Github

link
Stars: 269
Help us keep the lights on

Dependencies

Releases

0.6.4 - Jul 25, 2018

This release adds changes to please current builds of Swift 4.2, e.g. as delivered in Xcode 10 beta 4.

There is only one major change in the API - socket structs like sockaddr_in or addr_in do not carry a custom initialiser anymore. That is a:

let a = sockaddr_in()

Is not properly initialising the address anymore, instead it just returns a 0-cleared value. Instead, use one of the other convenience initialisers we provide or make, like so:

let a = sockaddr_in.make()

This affected no user code in Noze.io itself, so you probably won't hit it either.

0.6.2 - Mar 12, 2018

There was a long time bug in the routing methods (there are 3 ...) which was leaking the next closure (because that was self-referencing and in not all cases cleaning up properly).

That has been fixed and should be excellent now.

0.6.0 - Sep 30, 2017

Noze.io FF adds support for Xcode 9 and Swift 4.0.

Noze.io now compiles using both, Swift 3 (3.0, 3.1 and 3.2), as well as Swift 4. The Xcode project still defaults to Swift 3 to support older Xcode installation. Note that Xcode 9 can also compile Swift 3 (known as Swift 3.2, which can be mixed w/ Swift 4).

On the SPM side Noze.io is compiled as Swift 4 when available, otherwise as Swift 3.

Two minor enhancements:

  • add QS module from ExExpress
  • add bodyParser.Options.extended (aka use qs instead of query_string to parse query parameters)

0.5.12 - Jul 13, 2017

Added the Swiftmon/S example, a source rebuild monitor.

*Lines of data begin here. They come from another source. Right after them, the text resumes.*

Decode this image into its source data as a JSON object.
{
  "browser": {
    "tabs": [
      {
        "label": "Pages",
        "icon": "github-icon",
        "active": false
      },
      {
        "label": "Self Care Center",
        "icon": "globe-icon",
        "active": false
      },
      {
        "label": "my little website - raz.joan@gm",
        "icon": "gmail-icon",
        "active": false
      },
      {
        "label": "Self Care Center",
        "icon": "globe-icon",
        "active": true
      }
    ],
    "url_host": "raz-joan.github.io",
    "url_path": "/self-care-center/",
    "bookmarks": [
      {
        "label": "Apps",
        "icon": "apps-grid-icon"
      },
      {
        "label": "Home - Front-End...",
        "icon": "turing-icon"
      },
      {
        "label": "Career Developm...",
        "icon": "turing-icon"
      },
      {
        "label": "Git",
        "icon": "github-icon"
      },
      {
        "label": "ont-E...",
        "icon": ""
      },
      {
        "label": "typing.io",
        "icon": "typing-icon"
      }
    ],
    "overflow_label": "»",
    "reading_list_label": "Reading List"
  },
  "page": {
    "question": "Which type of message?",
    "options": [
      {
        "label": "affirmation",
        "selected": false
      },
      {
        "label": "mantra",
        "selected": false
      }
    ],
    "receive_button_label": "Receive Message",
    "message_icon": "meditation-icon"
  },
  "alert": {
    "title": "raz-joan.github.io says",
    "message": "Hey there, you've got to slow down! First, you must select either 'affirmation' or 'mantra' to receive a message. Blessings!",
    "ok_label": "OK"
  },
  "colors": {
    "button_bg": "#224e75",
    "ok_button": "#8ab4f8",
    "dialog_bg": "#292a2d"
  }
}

And associated improvements to Noze.io, like in the fs.watch and child_process.spawn APIs.

Changes since 0.5.7:

  • modules:
    • events:
      • bugfix in 'once' logging (drop once listeners before emitting)
    • fs:
      • watch
        • support for recursive and directory watchers
        • bugfixes
    • child_process:
      • API changes to kill (default value, return value, etc)
  • samples:
    • Swiftmon/S - a source rebuild monitor
  • Add TCP_NODELAY option for sockets
  • Xcode 9 upgrade checks
  • Swift 3.2
    • drop @_specialize in CryptoSwift fork
    • stat hack (stat uses lstat)
    • types use .self
    • no more (Void)->Void
    • redundant conformance
    • args after varargs need a name
  • Swift 3.1 compile fixes

0.5.7 - Mar 24, 2017

Annoyed that your TCP packets always arrive in an orderly fashion? Want to bring more risk to your socket communication? Noze.io has you covered.

Release 0.5.7 adds the new dgram module contributed by @lichtblau. Example UDP echo daemon:

sock = dgram.createSocket()
sock
  .onMessage   { (msg, from) in
    sock.send(msg, to: from) // echo back
  }
  .bind(1337)

Also: fixes for new warnings emitted by Swift 3.1, also contributed by @lichtblau.